The past year has been rough on our friends. Our friends have lost many loved ones, another one recently received a terminal diagnosis.
You will, after service, be asked if you would like to receive prayer, and having been pushed to a rather desperate place in your life, you jump eagerly at the chance.
Happy new year!
Competitively, this was a good year. I ran a 3:05 PR at Napa (yay!), but missed Boston by seconds (argh).
Through your own merciful dealings with me, O Lord my God, tell me what you are to me. Say to my soul, I am your salvation. Say it so that I can hear it. My heart is listening, Lord; open the ears of my heart and say to my soul, I am your salvation. Let me run towards this voice and seize hold of you. Do not hide your face from me: let me die so that I may see it, for not to see it would be death to me indeed.
I feel like seasons are changing, not just in the air but through my life. I’m outdoors more often, laughing more, more okay with things being stuck, or in-between, or just not formed yet.
The Regeneration interns and I are wrapping up our year here at church. What have I learned?
Channeling Ice Cube:
I’m sitting in the terminal at SFO and about to board and it’s finally hitting me–here we go. A few of you may have gotten this, but here’s a quick recap of what I’m going to spend the next few weeks doing:
The more I stay here the more I realize that I am tired, I am selfish, I am resentful. I am being changed–yes–by entering the lives of people in poverty and seeing the grace of being invited into their lives. Yes, I am learning from them a simple faith and a simple life. But it is difficult, and it’s a place I do not know how to inhabit.
I’m wrestling a lot these days with the idea of Justice and what it looks like to be a Christian–and a human–in the midst of it.
Tonight, we watched a video in Stephen Ministry that left me moved and feeling heavy at the same time. Dr. Diane Langberg spoke a message about the reality of brokenness and suffering in our lives and the need for compassionate Christians to sit with the hurting and minister with presence.

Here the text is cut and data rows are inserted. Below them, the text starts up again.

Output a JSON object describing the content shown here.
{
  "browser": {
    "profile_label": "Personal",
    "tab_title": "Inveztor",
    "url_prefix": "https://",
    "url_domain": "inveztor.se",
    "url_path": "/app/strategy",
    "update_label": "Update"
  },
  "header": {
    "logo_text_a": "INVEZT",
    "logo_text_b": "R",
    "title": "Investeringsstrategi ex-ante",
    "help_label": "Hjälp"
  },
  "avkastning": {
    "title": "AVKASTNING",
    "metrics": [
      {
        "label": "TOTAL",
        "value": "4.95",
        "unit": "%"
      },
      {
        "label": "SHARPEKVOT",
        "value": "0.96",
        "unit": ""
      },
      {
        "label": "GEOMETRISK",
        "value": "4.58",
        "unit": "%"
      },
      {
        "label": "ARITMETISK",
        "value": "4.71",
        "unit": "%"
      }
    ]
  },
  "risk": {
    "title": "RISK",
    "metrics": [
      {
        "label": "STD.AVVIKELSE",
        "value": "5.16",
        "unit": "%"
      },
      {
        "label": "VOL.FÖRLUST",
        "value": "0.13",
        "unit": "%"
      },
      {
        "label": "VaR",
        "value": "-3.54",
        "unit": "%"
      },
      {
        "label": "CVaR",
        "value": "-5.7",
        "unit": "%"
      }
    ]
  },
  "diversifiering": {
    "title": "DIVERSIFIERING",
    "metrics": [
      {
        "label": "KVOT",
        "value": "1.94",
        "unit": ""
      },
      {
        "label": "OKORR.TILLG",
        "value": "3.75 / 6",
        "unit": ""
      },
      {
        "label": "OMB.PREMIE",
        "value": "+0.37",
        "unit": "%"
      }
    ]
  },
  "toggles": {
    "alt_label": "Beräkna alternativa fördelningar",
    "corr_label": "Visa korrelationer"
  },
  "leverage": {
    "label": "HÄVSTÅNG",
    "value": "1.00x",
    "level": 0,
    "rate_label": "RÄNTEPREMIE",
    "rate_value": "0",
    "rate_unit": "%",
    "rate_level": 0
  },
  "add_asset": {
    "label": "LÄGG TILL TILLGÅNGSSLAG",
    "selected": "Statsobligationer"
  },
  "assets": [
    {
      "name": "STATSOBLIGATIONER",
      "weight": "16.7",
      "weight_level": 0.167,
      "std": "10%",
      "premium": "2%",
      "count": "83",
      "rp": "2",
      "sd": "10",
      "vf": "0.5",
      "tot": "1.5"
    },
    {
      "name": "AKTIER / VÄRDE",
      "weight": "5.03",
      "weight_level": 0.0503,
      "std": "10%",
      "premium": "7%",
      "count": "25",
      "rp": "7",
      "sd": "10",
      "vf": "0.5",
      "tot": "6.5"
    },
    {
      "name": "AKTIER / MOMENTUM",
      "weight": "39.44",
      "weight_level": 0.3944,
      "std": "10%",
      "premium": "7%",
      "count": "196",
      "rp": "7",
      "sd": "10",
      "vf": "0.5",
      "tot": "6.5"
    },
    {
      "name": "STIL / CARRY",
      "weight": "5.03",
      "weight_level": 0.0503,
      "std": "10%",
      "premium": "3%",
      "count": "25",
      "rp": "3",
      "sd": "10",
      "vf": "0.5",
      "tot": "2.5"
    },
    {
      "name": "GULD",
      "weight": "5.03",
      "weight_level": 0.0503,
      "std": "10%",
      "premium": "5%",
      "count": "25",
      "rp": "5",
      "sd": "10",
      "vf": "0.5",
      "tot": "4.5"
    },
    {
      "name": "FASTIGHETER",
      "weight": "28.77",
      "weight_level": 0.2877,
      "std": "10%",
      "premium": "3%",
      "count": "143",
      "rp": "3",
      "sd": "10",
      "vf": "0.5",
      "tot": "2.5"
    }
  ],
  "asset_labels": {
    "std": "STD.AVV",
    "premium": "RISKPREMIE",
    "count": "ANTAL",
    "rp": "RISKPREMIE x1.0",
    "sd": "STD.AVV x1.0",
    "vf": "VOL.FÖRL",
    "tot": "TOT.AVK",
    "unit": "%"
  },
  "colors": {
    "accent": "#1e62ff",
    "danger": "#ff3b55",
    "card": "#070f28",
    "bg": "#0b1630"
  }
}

We’re all holding hands on the street. Bear on my left, a stocky, grizzled Filipino dude wearing a hard expression under squinting eyes. Pancho on my right, a wiry black man with a thin face and a black “OAKLAND” beanie with big, gothic lettering. Cece is between the men, finishing a prayer: “And keep us alllll”–she draws out the word in her Native-American accent–“safe from the Devil!”